### Provided data
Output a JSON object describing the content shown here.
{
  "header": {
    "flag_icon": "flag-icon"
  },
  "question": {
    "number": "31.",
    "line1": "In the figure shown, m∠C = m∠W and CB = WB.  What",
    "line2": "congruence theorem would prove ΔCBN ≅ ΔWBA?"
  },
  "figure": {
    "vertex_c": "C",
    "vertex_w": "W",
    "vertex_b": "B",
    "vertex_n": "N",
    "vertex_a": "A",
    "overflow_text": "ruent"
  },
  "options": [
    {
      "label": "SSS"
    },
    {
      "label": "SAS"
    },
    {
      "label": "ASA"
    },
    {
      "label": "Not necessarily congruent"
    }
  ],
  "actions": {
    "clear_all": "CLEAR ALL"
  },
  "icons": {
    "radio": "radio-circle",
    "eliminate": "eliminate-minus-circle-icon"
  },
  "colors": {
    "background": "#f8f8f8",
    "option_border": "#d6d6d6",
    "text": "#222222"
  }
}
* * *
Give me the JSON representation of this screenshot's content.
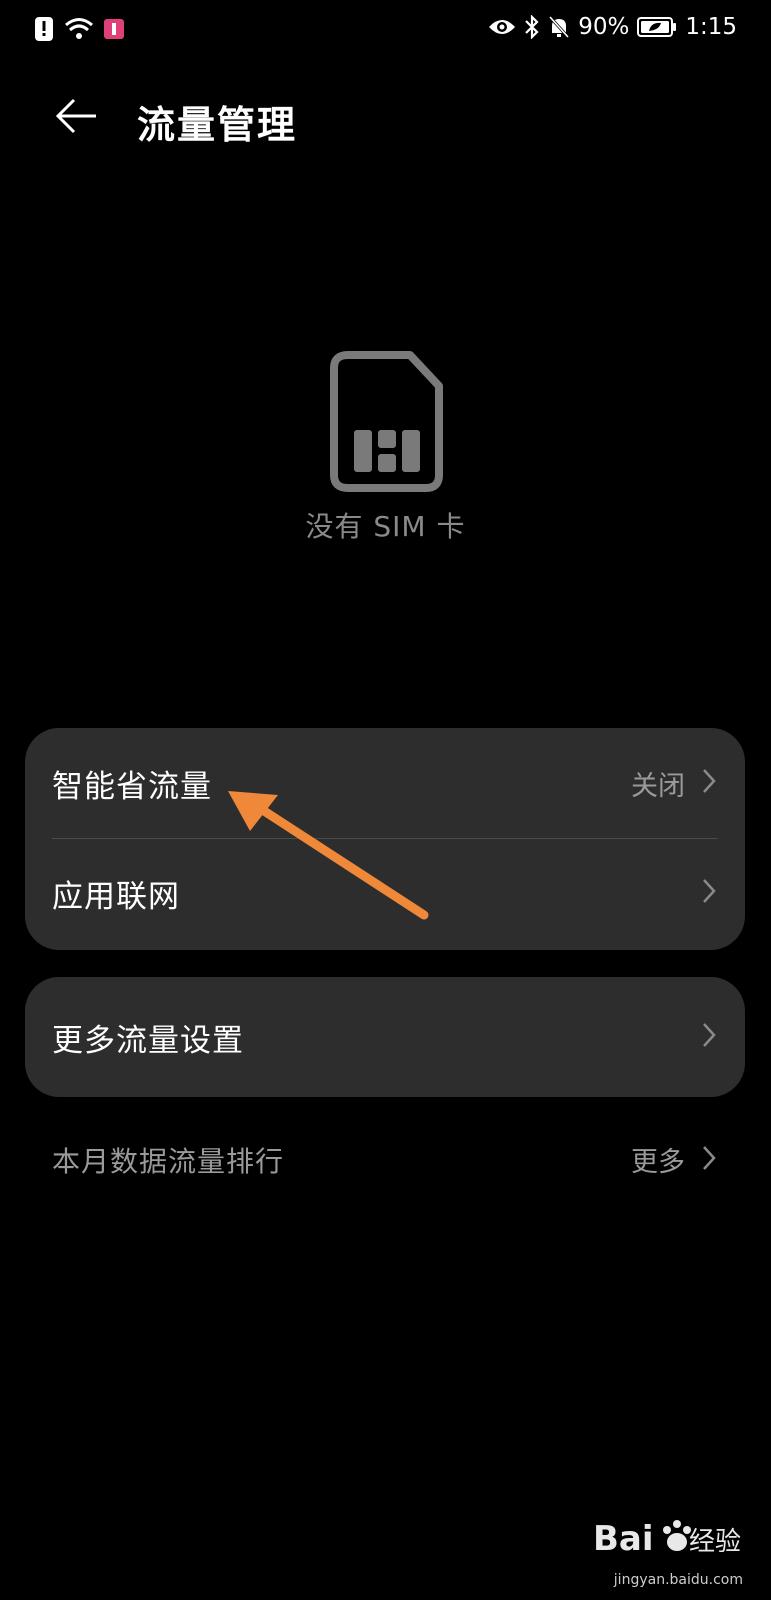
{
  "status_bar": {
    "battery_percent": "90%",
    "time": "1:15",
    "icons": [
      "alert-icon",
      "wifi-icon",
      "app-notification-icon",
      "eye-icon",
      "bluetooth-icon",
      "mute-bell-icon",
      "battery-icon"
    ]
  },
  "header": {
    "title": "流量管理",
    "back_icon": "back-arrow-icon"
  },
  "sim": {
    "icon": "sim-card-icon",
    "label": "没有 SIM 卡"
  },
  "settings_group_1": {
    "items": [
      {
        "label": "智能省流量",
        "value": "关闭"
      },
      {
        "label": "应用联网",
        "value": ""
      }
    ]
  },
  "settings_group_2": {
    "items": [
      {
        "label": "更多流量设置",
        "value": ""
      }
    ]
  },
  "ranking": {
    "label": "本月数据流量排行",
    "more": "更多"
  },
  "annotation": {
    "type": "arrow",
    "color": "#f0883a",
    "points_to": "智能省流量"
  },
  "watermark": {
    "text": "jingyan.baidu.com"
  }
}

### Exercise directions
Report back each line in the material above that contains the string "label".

### Written solution
      "label": "SSS"
      "label": "SAS"
      "label": "ASA"
      "label": "Not necessarily congruent"
    "label": "没有 SIM 卡"
        "label": "智能省流量",
        "label": "应用联网",
        "label": "更多流量设置",
    "label": "本月数据流量排行",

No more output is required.